West Hollywood will consider putting a measure to raise the city’s sales tax on the ballot as early as June as part of a complex strategy to get the L.A. County Metropolitan Transit Authority to include the city in its west side rail extension plans.
The measure, proposed by Councilmember John Duran, was approved by the Council in a four-to one-vote, with Mayor Lindsey Horvath voting no. The Council also voted last night to appropriate $200,000 to hire consultants to organize and implement a lobbying effort to build support for a light-rail extension to WeHo.
The city has been pushing for such an extension for years. In 2010 it hired a lobbyist to try to convince the MTA to add a WeHo spur to the planned extension of the Purple Line. Two options the MTA considered in its Purple Line expansion study included an extension of the Red Line from the Purple Line’s Hollywood/Highland station into or near West Hollywood. That extension would run under Santa Monica Boulevard with stops at La Brea, Fairfax and San Vicente and a station near the Beverly Center. The MTA decided both of those options would cost more than it would receive from a half-cent increase in the L.A. County sales implemented in 2009 to fund the Metro expansion. The consultant hired by the city would organize local businesses and residents and civic and government leaders to press the MTA to consider connecting the Metro Red Line to West Hollywood and as well as its Crenshaw/LAX northern extension, which would provide easy access to the airport.
The first section of the Purple Line extension already is under construction, funded by a half-cent increase in the sales tax approved by voters in 2008 along with federal grants and loans. Now Metro must find funding for the final two sections of the project. In October, Gov. Jerry Brown signed legislation that will allow the MTA to put a measure on the ballot that would raise the overall sales tax in L.A. County, now 9%, to 9.5%, with the additional revenue going to fund its expansion plans. Because of the nature of the measure, it would require a two-thirds vote to pass.
Duran noted that the State of California has an overall cap of 10% on sales taxes.

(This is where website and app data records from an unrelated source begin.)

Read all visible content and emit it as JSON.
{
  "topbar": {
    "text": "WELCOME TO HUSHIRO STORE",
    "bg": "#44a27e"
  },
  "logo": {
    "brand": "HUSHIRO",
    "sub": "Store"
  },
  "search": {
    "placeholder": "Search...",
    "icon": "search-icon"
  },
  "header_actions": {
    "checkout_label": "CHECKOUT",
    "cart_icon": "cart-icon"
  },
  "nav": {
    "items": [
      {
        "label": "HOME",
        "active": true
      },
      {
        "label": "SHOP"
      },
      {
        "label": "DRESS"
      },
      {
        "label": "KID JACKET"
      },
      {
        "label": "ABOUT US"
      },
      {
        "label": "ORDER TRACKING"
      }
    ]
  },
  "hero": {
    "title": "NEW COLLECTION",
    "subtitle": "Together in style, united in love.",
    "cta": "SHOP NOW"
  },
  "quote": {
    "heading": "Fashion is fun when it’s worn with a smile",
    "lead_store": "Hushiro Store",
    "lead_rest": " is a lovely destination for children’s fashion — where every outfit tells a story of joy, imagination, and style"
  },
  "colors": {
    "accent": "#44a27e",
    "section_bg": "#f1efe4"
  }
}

Of that, 7.5% goes to the state and 1.5% goes to the County of Los Angeles, with some portion of that revenue used to fund local programs. If West Hollywood residents were to approve an increase in the sales tax rate, pushing it closer to the 10% limit, the MTA would be limited in the sales tax increase it could seek to fund its rail expansion programs. Thus, Duran reasoned, it would be more likely to negotiate with West Hollywood to receive some of its tax increase revenue and extend its line into WeHo.
“This is the window of opportunity, and it will close,” Duran said. “Either we will be in it or we will be out of it.” Duran also noted that the money raised by the tax increase could be used for other purposes if the city is unable to strike a deal with the MTA. For example, said Councilmember John D’Amico, it could be used to fund affordable housing.
John Leonard, the city’s head of revenue management, said a sales tax increase of .25% would generate about $4 million in revenue for West Hollywood in its first year. Sales revenue in the city typically grows 4% a year, and a city staff report said that means such an increase could generate $175 million over 30 years.
The Council voted in June to support Metro placing its sales tax increase measure on the ballot next year, likely during the November general election. If West Hollywood were to put a measure before voters before that, it would have to get the support of at least two-thirds of them for it to pass.
Horvath said she couldn’t support Duran’s proposal because she feared it would be seen negatively by the county officials with whom the city is trying to negotiate for support for a Metro extension into WeHo. “I think this presents challenges to building relationships,” she said.